When a forklift is down and in need of repair, operators and managers are tasked with ensuring, first, the safety of those in their warehouse, and, second, that no further damage to the forklift or moved product occurs. When a forklift goes down, lockout tagout procedures should be initiated to help operators address both requirements simultaneously.
The OSHA Lockout Tagout Standard for The Control of Hazardous Energy (Lockout/Tagout), Title 29 CFR, outlines the required procedures for disabling machinery to help protect operators and other associates from unexpected bursts of energy or startup while maintenance activities are being performed on a piece of equipment.
Commonly, lockout tagout procedures included attaching a locked box to the forklift and a red and white warning tag hanging from the steering wheel. The box is a lockout box that isolates the forklift power source to the forklift so it cannot be operated and the tag provides information about why this forklift is locked out from its power source. Information you might see on the tag is the last date someone was working on the forklift, who last worked on the forklift, and the type of repair that is being performed. The procedure is meant to protect both the operators of the forklifts and the technicians performing maintenance on the forklifts. It’s to your benefit to fully understand this procedure as OSHA Standard 29 CFR 1910.333 requires lockout and tagout procedures be used on all equipment that uses electric energy for industrial purposes. This standard is meant to control hazardous energy such as electrical or hydraulic energy sources in forklifts. A typical lockout tagout procedure might follow these steps.
Step 1: Detail your procedure in full, including location
Step 2: Communicate the breakdown to ALL impacted associates
Step3: Shut down your equipment following detailed shutdown procedures
Step 4: Use lockout box or other procedure to interrupt energy output
Step 5: Follow procedures to eliminate any residual energy sources
Step 6: Attempt to start the equipment to make sure it will not start
Step 7: Perform maintenance
Step 7 b: Make sure to communicate breakdown across shifts
Step 8: Employ reverse lockout tagout procedures to reintegrate equipment into operation
To protect both operators and technicians, keep in mind these three tips about your lockout tagout procedure:
Removing the keys from the ignition is not enough to lockout your forklift. The forklift is still connected to the power source. It does not matter whether the forklift is powered by a liquid propane gas (LPG) tank or a battery, the hazardous energy is not isolated. Because the energy source is not isolated, there is potential for an unexpected release of energy, making both operators and technicians vulnerable to an accident.

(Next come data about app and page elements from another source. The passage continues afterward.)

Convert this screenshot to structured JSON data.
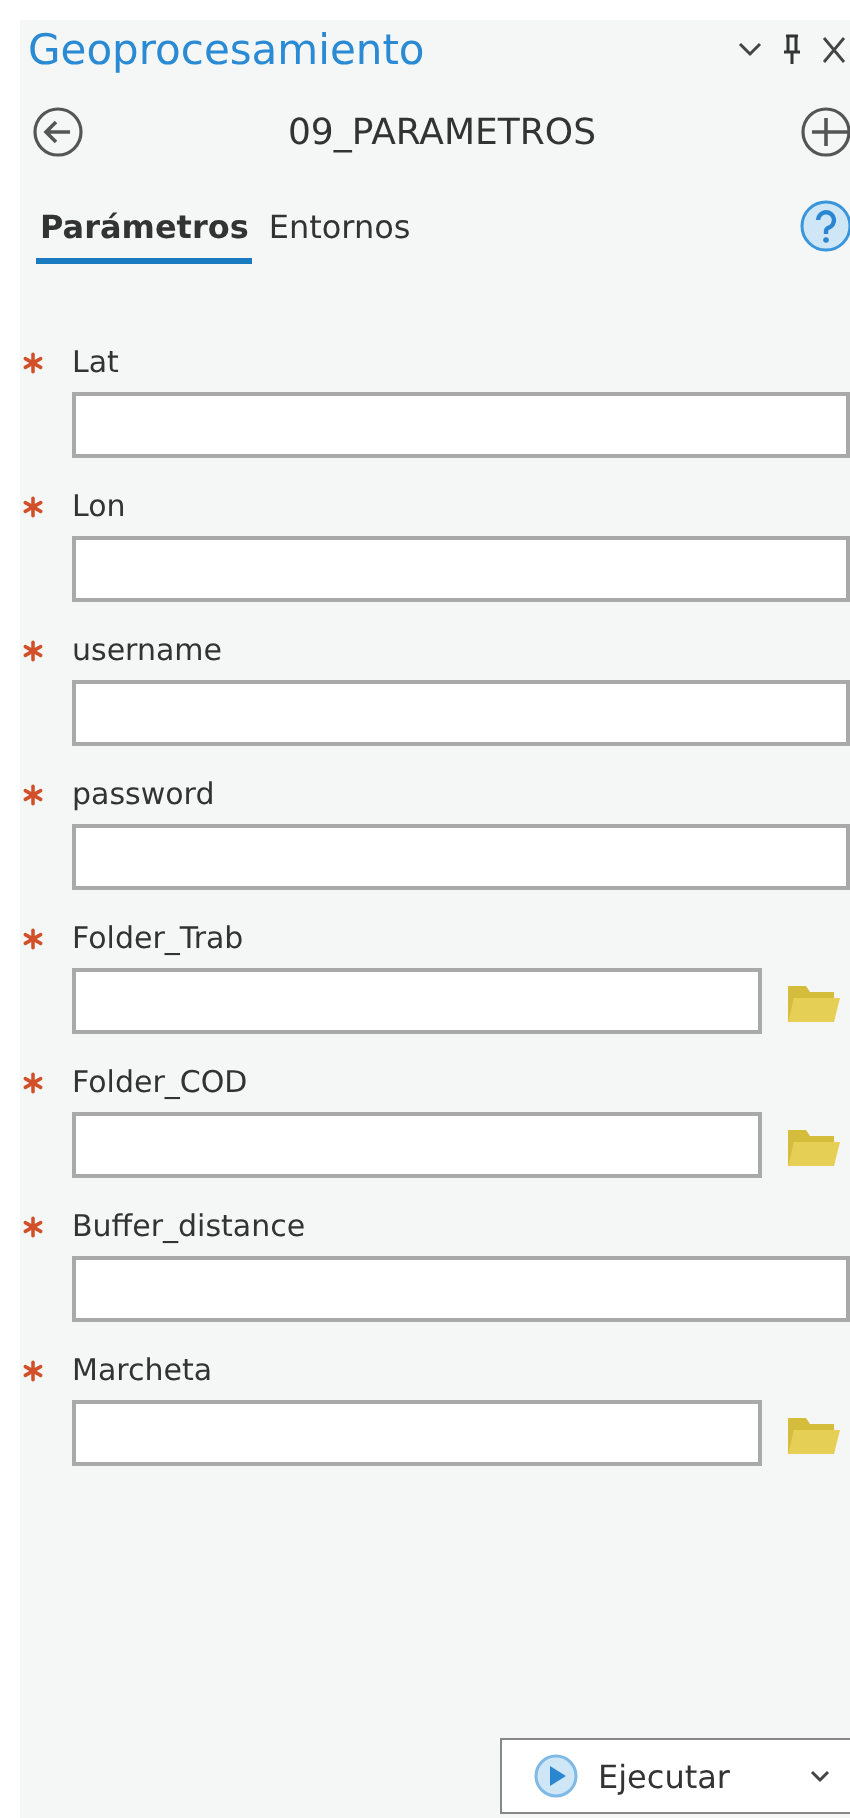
{
  "pane": {
    "title": "Geoprocesamiento"
  },
  "tool": {
    "name": "09_PARAMETROS"
  },
  "tabs": [
    {
      "label": "Parámetros",
      "selected": true
    },
    {
      "label": "Entornos",
      "selected": false
    }
  ],
  "parameters": [
    {
      "label": "Lat",
      "required": true,
      "kind": "text"
    },
    {
      "label": "Lon",
      "required": true,
      "kind": "text"
    },
    {
      "label": "username",
      "required": true,
      "kind": "text"
    },
    {
      "label": "password",
      "required": true,
      "kind": "text"
    },
    {
      "label": "Folder_Trab",
      "required": true,
      "kind": "folder"
    },
    {
      "label": "Folder_COD",
      "required": true,
      "kind": "folder"
    },
    {
      "label": "Buffer_distance",
      "required": true,
      "kind": "text"
    },
    {
      "label": "Marcheta",
      "required": true,
      "kind": "folder"
    }
  ],
  "run_button": {
    "label": "Ejecutar"
  }
}
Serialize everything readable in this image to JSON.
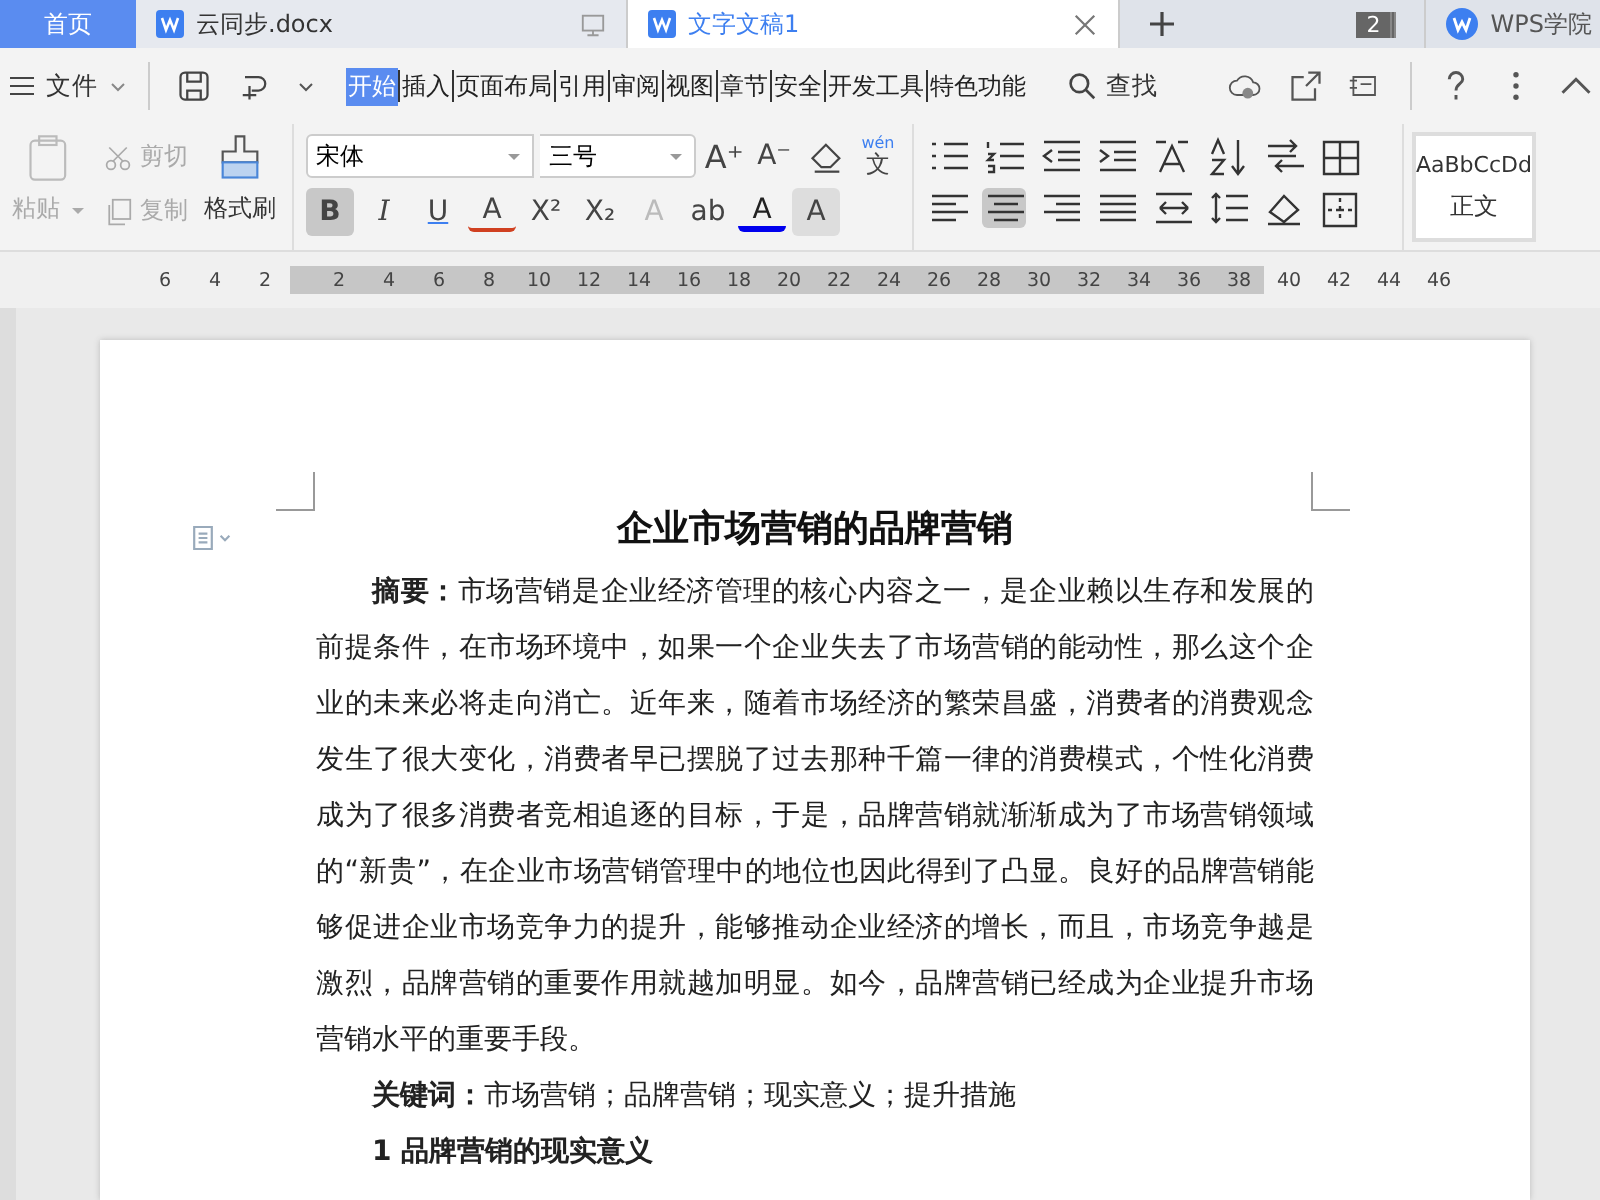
{
  "tabs": [
    {
      "kind": "home",
      "label": "首页",
      "selected": false
    },
    {
      "kind": "doc",
      "label": "云同步.docx",
      "selected": false
    },
    {
      "kind": "doc",
      "label": "文字文稿1",
      "selected": true
    }
  ],
  "window_count": "2",
  "account_button": "WPS学院",
  "menu": {
    "file": "文件",
    "ribbon_tabs": [
      {
        "label": "开始",
        "selected": true
      },
      {
        "label": "插入",
        "selected": false
      },
      {
        "label": "页面布局",
        "selected": false
      },
      {
        "label": "引用",
        "selected": false
      },
      {
        "label": "审阅",
        "selected": false
      },
      {
        "label": "视图",
        "selected": false
      },
      {
        "label": "章节",
        "selected": false
      },
      {
        "label": "安全",
        "selected": false
      },
      {
        "label": "开发工具",
        "selected": false
      },
      {
        "label": "特色功能",
        "selected": false
      }
    ],
    "search": "查找"
  },
  "clipboard": {
    "paste": {
      "label": "粘贴",
      "disabled": true
    },
    "cut": {
      "label": "剪切",
      "disabled": true
    },
    "copy": {
      "label": "复制",
      "disabled": true
    },
    "format_painter": {
      "label": "格式刷",
      "disabled": false
    }
  },
  "font": {
    "family": "宋体",
    "size": "三号",
    "size_buttons": [
      {
        "kind": "grow",
        "glyph": "A⁺"
      },
      {
        "kind": "shrink",
        "glyph": "A⁻"
      }
    ],
    "phonetic": {
      "top": "wén",
      "glyph": "文"
    },
    "format_buttons": [
      {
        "kind": "bold",
        "glyph": "B",
        "selected": true
      },
      {
        "kind": "italic",
        "glyph": "I",
        "selected": false
      },
      {
        "kind": "underline",
        "glyph": "U",
        "selected": false
      },
      {
        "kind": "strike",
        "glyph": "A",
        "selected": false
      },
      {
        "kind": "superscript",
        "glyph": "X²",
        "selected": false
      },
      {
        "kind": "subscript",
        "glyph": "X₂",
        "selected": false
      },
      {
        "kind": "effect",
        "glyph": "A",
        "selected": false
      },
      {
        "kind": "highlight",
        "glyph": "ab",
        "selected": false
      },
      {
        "kind": "color",
        "glyph": "A",
        "selected": false
      },
      {
        "kind": "shade",
        "glyph": "A",
        "selected": false
      }
    ]
  },
  "paragraph": {
    "row_1": [
      {
        "kind": "bullets",
        "selected": false
      },
      {
        "kind": "numbering",
        "selected": false
      },
      {
        "kind": "outdent",
        "selected": false
      },
      {
        "kind": "indent",
        "selected": false
      },
      {
        "kind": "direction",
        "selected": false
      },
      {
        "kind": "sort",
        "selected": false
      },
      {
        "kind": "convert",
        "selected": false
      },
      {
        "kind": "table",
        "selected": false
      }
    ],
    "row_2": [
      {
        "kind": "left",
        "selected": false
      },
      {
        "kind": "center",
        "selected": true
      },
      {
        "kind": "right",
        "selected": false
      },
      {
        "kind": "justify",
        "selected": false
      },
      {
        "kind": "distribute",
        "selected": false
      },
      {
        "kind": "spacing",
        "selected": false
      },
      {
        "kind": "fill",
        "selected": false
      },
      {
        "kind": "border",
        "selected": false
      }
    ]
  },
  "style_gallery": {
    "preview": "AaBbCcDd",
    "name": "正文"
  },
  "ruler": {
    "left_ticks": [
      "6",
      "4",
      "2"
    ],
    "ticks": [
      "2",
      "4",
      "6",
      "8",
      "10",
      "12",
      "14",
      "16",
      "18",
      "20",
      "22",
      "24",
      "26",
      "28",
      "30",
      "32",
      "34",
      "36",
      "38"
    ],
    "right_ticks": [
      "40",
      "42",
      "44",
      "46"
    ]
  },
  "document": {
    "title": "企业市场营销的品牌营销",
    "abstract": {
      "label": "摘要：",
      "text": "市场营销是企业经济管理的核心内容之一，是企业赖以生存和发展的前提条件，在市场环境中，如果一个企业失去了市场营销的能动性，那么这个企业的未来必将走向消亡。近年来，随着市场经济的繁荣昌盛，消费者的消费观念发生了很大变化，消费者早已摆脱了过去那种千篇一律的消费模式，个性化消费成为了很多消费者竞相追逐的目标，于是，品牌营销就渐渐成为了市场营销领域的“新贵”，在企业市场营销管理中的地位也因此得到了凸显。良好的品牌营销能够促进企业市场竞争力的提升，能够推动企业经济的增长，而且，市场竞争越是激烈，品牌营销的重要作用就越加明显。如今，品牌营销已经成为企业提升市场营销水平的重要手段。"
    },
    "keywords": {
      "label": "关键词：",
      "text": "市场营销；品牌营销；现实意义；提升措施"
    },
    "heading": "1 品牌营销的现实意义"
  }
}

Your lockout tagout procedure should be well documented. The documented process also makes it easier to communicate and train employees. If employees need clarity, the documented procedure is the first resource to turn to for answers. Once the procedure is documented, communicate the procedure and set up routine training to keep lockout tagout top-of-mind.
The success of your lockout tagout procedure cannot truly be assessed until the procedure is implemented. It allows you to gauge if the procedure is working, where improvements can be made, and how the procedure can change or evolve to become safer.
Lockout/tagout is meant to maximize safety in your workplace and these three tips will help you continue to improve your lockout tagout procedure. Need more information on lockout tagout? Check out this safety webinar from our outstanding dealer Toyota Material Handling Ohio.